Creating an environment for a peaceful death
By Leah Carey
May 10, 2016
The Shambhalians we spoke with – Bill Brauer, Gerry Haase, Sara Demetry and Merle Thompson – talked extensively about how they help a person prepare for death and how they ease the transition.
There is a belief in Buddhism that “the just-now dead is still able to hear,” said Bill. “This has been part of this tradition for thousands of years and now western medical science is saying that there’s real evidence of that.”
“The senses shut down sequentially, not all at once,” confirmed Gerry.
This leads to practices and beliefs about the moments just preceding and just after death.
The environment of death
“The energy at the time of death, if it’s peaceful, if the person is not upset or angry, and the environment supports that, is really important for the transition, for the letting go,” explained Gerry. “It’s said the worst thing is to die angry … It’s just not going to be helpful. So if people are overly distraught, and that could be a grieving family member who is just wailing, we would try to calm that person down and say, ‘It might be better for you to come back later. For the dying person’s peace of mind.’”
“And that’s the part of why the emotional relative has been asked, traditionally, to either get more grounded or to wait,” continued Bill. “Because the notion is that after I’ve died, and then someone very close to me is saying, ‘No, no, no, don’t go!’ That’s confusing to me. I’m saying, I should come back but I can’t come back because there’s no coming back because I’m dead now. But I haven’t completely dissolved, so that transition needs to be respected.”
After a moment Bill continued, “Not that we don’t cry our hearts out at our loved ones. But at that moment, we try to have the environment for the person that just died … And we’ll even say to them, Mary you have died. And we’ll say that more than once, more than twice. You’re dead now, let go. And then just keep that environment quiet and spacious and sane and loving and open.”
“And not clinging to that person,” Sara added.
The group told a story of an early member who was dying. The woman’s mother was Tibetan trained and well-versed in the passage of death.
“She was in the dying stages. Comatose,” Gerry said. “[The mother] said, ‘Now Ruby, you have work to do.’ She really talked to her like a mom. ‘So remember your practice, now is the time to do it’.”
Sara said that the Shambhala focus on “now-ness” is important when ushering someone through their last days and moments on earth.
“We need to stay uplifted ourselves, to not lose our minds, because it’s a difficult situation,” she said. “It could be a time when there’s a lot of chaos, a lot of activity, a lot of talking. There could even be drama. And in a sense, I think most of us have training in how to hold and be. So there’s a sense that we’re being and we might be sitting at the bedside and being with someone without much talk. Or maybe there’s talk, maybe there’s not, but there’s a sense of being with that person. And there for that person and for the situation.”
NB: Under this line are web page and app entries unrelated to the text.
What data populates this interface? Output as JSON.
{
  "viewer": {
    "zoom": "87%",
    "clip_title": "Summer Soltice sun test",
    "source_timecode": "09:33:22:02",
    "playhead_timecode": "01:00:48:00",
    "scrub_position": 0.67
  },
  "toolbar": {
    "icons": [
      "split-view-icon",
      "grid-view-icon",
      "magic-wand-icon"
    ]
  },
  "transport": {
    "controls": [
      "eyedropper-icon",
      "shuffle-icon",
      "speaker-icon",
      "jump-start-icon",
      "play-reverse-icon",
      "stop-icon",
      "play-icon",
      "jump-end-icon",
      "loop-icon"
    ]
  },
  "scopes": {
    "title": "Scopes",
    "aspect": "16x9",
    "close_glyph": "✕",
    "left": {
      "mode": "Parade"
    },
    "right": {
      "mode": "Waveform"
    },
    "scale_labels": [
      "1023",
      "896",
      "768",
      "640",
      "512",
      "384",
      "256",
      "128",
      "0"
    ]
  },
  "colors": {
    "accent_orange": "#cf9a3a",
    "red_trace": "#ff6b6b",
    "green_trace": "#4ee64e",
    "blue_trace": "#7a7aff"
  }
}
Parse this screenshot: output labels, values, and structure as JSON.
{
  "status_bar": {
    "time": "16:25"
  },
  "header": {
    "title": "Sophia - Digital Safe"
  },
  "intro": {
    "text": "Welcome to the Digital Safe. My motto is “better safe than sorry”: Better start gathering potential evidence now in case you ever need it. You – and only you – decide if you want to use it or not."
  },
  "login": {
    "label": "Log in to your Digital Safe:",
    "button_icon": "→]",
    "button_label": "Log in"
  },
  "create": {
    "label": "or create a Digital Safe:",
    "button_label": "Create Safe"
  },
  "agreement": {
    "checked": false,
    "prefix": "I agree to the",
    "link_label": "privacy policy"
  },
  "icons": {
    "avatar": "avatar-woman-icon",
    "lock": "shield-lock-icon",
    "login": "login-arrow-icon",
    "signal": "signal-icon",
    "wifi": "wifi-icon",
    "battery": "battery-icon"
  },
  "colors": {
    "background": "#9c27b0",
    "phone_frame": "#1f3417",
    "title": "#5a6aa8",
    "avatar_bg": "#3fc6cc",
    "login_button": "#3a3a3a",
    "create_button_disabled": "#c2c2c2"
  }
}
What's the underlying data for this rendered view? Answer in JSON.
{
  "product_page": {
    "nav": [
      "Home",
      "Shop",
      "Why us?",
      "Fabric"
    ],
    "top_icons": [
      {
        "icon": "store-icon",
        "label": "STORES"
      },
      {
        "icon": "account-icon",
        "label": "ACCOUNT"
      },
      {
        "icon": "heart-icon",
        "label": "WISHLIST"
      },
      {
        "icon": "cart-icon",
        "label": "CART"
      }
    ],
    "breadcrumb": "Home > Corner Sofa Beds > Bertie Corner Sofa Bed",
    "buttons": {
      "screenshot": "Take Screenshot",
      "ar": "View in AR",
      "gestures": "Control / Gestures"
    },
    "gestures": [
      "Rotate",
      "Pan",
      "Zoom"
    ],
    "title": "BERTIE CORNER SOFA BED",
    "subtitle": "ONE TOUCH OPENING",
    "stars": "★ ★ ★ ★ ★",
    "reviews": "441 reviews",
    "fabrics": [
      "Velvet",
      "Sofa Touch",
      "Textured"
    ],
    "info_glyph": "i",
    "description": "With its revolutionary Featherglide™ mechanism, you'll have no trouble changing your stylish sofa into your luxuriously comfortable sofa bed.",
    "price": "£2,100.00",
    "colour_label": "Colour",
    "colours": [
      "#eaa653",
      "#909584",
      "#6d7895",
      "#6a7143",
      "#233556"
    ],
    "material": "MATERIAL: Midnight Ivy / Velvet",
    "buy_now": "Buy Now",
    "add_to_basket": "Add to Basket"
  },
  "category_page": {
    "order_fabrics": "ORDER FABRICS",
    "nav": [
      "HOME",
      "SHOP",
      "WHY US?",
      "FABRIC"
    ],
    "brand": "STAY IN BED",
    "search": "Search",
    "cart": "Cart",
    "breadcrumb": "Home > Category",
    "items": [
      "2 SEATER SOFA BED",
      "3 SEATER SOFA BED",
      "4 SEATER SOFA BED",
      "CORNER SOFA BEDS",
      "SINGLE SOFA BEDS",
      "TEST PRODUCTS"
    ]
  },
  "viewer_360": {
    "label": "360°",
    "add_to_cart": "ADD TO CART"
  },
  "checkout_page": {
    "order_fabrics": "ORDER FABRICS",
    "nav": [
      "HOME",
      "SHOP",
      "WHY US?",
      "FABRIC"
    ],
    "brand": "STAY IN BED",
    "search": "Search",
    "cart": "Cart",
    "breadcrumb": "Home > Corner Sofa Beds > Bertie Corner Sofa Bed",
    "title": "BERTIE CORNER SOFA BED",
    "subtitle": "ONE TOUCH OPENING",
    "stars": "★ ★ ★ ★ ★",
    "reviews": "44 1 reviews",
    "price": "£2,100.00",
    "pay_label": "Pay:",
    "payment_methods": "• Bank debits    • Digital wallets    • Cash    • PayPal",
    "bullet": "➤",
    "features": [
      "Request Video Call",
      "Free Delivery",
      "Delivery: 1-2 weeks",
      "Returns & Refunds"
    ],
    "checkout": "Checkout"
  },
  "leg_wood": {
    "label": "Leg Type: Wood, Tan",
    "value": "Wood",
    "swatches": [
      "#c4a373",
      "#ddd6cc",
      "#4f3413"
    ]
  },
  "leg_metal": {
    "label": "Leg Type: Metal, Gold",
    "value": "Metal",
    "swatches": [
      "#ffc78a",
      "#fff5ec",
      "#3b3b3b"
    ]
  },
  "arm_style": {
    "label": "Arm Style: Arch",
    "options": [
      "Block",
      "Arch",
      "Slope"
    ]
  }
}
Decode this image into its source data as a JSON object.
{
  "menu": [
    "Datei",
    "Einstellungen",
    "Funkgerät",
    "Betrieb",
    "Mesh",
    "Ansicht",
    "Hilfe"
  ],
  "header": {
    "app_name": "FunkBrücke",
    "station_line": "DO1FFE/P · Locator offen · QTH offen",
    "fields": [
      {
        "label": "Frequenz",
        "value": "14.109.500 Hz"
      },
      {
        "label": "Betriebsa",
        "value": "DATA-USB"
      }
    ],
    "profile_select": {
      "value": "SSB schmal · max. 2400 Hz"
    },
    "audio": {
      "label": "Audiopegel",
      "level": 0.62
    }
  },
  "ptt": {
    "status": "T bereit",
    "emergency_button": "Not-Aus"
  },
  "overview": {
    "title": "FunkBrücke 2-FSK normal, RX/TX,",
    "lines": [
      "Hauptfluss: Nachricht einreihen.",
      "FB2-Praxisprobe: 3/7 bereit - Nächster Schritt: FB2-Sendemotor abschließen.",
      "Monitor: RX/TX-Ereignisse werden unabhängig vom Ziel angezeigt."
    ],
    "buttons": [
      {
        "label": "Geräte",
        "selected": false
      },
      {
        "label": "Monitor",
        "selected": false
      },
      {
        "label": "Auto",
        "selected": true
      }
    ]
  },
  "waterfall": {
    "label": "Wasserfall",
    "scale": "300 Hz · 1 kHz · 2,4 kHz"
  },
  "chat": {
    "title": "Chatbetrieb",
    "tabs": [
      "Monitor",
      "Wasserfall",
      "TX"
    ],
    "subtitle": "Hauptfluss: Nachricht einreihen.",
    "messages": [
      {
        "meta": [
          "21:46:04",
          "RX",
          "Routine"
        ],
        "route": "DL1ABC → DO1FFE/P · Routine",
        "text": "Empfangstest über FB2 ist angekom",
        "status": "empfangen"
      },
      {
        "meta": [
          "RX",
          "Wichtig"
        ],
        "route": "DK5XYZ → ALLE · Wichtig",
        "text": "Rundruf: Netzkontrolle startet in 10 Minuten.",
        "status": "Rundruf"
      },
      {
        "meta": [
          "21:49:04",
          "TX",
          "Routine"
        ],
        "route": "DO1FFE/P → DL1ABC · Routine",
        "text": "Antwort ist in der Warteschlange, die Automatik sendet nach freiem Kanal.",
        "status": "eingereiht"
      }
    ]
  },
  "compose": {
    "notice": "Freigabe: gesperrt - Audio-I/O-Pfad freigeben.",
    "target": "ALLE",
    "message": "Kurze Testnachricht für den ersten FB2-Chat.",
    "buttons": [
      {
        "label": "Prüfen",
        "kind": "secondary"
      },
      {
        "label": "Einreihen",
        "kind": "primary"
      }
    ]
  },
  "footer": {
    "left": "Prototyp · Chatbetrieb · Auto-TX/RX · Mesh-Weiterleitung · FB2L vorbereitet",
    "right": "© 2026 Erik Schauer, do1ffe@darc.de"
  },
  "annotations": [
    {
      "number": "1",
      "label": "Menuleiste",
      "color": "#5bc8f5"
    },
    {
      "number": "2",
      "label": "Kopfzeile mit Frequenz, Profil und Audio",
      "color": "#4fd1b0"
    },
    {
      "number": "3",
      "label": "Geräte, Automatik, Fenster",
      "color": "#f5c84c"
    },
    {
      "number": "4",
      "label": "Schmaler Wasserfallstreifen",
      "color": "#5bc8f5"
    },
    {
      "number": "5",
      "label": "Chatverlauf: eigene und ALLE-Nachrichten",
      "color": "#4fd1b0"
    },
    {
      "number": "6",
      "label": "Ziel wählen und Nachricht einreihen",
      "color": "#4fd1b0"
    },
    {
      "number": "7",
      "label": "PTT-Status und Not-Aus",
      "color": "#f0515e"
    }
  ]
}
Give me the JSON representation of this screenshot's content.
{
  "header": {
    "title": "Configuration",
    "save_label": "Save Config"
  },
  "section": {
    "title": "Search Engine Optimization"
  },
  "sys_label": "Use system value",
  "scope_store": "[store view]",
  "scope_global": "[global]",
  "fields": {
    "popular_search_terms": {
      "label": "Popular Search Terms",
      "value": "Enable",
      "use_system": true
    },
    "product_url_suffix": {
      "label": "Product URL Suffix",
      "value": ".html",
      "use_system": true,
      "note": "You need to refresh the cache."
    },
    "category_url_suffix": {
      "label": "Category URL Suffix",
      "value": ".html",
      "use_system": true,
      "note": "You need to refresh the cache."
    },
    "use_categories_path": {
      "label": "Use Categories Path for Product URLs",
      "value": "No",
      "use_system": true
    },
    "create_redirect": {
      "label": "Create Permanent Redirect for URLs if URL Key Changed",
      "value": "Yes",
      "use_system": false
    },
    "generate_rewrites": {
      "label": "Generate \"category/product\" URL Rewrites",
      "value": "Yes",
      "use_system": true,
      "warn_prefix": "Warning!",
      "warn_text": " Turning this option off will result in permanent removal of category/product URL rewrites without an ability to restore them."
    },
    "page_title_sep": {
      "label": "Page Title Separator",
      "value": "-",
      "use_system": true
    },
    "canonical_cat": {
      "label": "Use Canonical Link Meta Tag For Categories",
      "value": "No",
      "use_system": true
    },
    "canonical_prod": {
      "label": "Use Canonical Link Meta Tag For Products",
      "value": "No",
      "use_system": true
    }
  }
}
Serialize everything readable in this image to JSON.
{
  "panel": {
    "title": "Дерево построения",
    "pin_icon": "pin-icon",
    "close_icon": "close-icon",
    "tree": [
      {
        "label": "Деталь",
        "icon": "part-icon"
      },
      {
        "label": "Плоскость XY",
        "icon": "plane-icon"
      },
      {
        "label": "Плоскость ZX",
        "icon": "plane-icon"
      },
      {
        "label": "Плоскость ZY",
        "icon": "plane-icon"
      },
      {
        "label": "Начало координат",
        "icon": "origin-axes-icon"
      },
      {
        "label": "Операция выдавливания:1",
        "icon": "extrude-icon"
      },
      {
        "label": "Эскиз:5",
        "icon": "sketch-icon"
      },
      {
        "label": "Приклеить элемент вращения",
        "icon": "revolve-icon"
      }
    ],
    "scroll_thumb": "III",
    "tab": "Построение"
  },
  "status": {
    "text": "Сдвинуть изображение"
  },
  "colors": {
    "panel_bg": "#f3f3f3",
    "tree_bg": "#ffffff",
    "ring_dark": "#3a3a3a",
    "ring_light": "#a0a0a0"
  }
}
Visions of death
With so much attention placed on death in the Shambhala tradition, many members think about their own ideal scenarios for the end of their life.
“I had a situation of three deaths right in a row,” said Bill, referring to being with two Shambhalians and his father-in-law as they died, all within a six month period. “All of a sudden I had this new avocation. What happened for me is – I told my wife this – I started watching and being there with all that death, thinking: I can do this. I can do this.”
He said it helped him feel somehow “closer” to the idea of death. “It demystifies it. What happens after I take my last breath? I still don’t know. But just watching people who, through no choice of their own, are now going through it – one then another, then another – I thought, I can do this.”
As for his own passing? Bill said that his ideal would be to remain conscious and lucid right to the end. “That’s asking a lot!” he joked.
But he remembers one comment from his first teacher, Chögyam Trungpa Rinpoche. “He was talking about the practice of meditation. Going out, going in, going out, going in. He said, that last breath – that should be a practice breath.”
Sara said that she has similar hopes for her ending. “I hope that whatever the circumstances, I can be awake for it. That I can be brave and in touch with everything I’m feeling about it. And moving into it with all my heart.”
Merle’s thoughts turned to how she will behave in her final days. “I just hope that my mind is clear. That there’s an awakeness. And I hope that I’m not harmful to anybody else. I hope I have enough alertness and sensitivity so that I could still be there with them. And I’d just like to be known as someone who hasn’t created harm for anybody.”